Following a 20-yard kickoff return by Ron Smith, the Raiders had the ball on their own 32-yard line with 2:00 left to play and all three timeouts left. After a 6-yard completion to tight end Bob Moore and a short run, Stabler twice went long to Biletnikoff, for gains of 18 and 20 yards. After a 4-yard catch by Branch, Frank Pitts made a bobbling first down catch at the Dolphins 14-yard line. Clarence Davis then ran the ball 6 yards to the 8-yard line, where the Raiders called their final timeout. On the next play, Stabler dropped back to pass and looked for Biletnikoff in the end zone, but Biletnikoff was blanketed. With Miami's Vern Den Herder dragging him down from behind, Stabler heaved a desperation toss into a "sea of hands" in the left side of the end zone, where Davis fought his way through three Dolphins defenders to make the catch, enduring a late hit by Miami's Manny Fernandez to hold on to the ball for a touchdown.
The Dolphins got the ball back on the kickoff with 21 seconds left, now trailing 28–26, but Griese would be intercepted by Oakland linebacker Phil Villapiano, allowing the Raiders to run out the clock.
Significance of the game
Before the game, analysts were referring to the matchup of the Dolphins and Raiders as “Super Bowl Eight-and-a-Half,” since the winner was widely expected to advance to Super Bowl IX. The expectations were understandable: The Raiders had gone 12–2 during their regular season and had appeared in five of the previous seven AFC or American Football League Championship games, advancing to Super Bowl II, while the Dolphins, 11–3 that year, had appeared in the previous three Super Bowls (VI, VII, and VIII) and were two-time defending champions.
Instead, Miami's defeat in the ‘Sea of Hands’ game ended their historic run; there would be no fourth straight Super Bowl, and to date only the Buffalo Bills have ever advanced to four straight Super Bowls (XXV, XXVI, XXVII, and XXVIII). The Dolphins would not return to the Super Bowl until January 1983, when they would meet (and be defeated by) the Washington Redskins in Super Bowl XVII. The Raiders would not advance to Super Bowl IX, either: They would be defeated in the AFC Championship Game by the Pittsburgh Steelers, 24–13, thus beginning Pittsburgh's historic run of four Super Bowl appearances (and victories) in six years.

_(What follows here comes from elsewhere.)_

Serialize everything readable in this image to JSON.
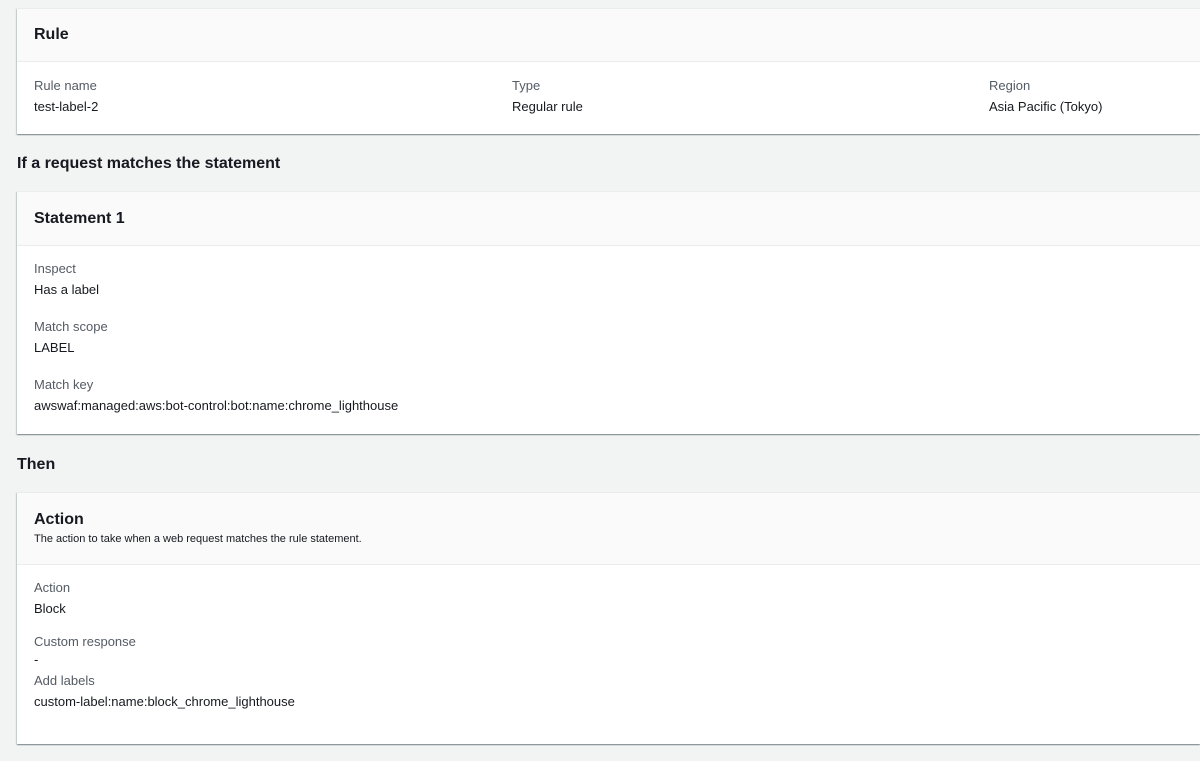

- Referee: Ben Dreith (#12)
- Umpire: Art Demmas (#78)
- Head Linesman: Ray Sonnenberg (#79)
- Line Judge: Bruce Finlayson (#4)
- Back Judge: Ben Tompkins (#52)
- Field Judge: Jimmy Cole (#86)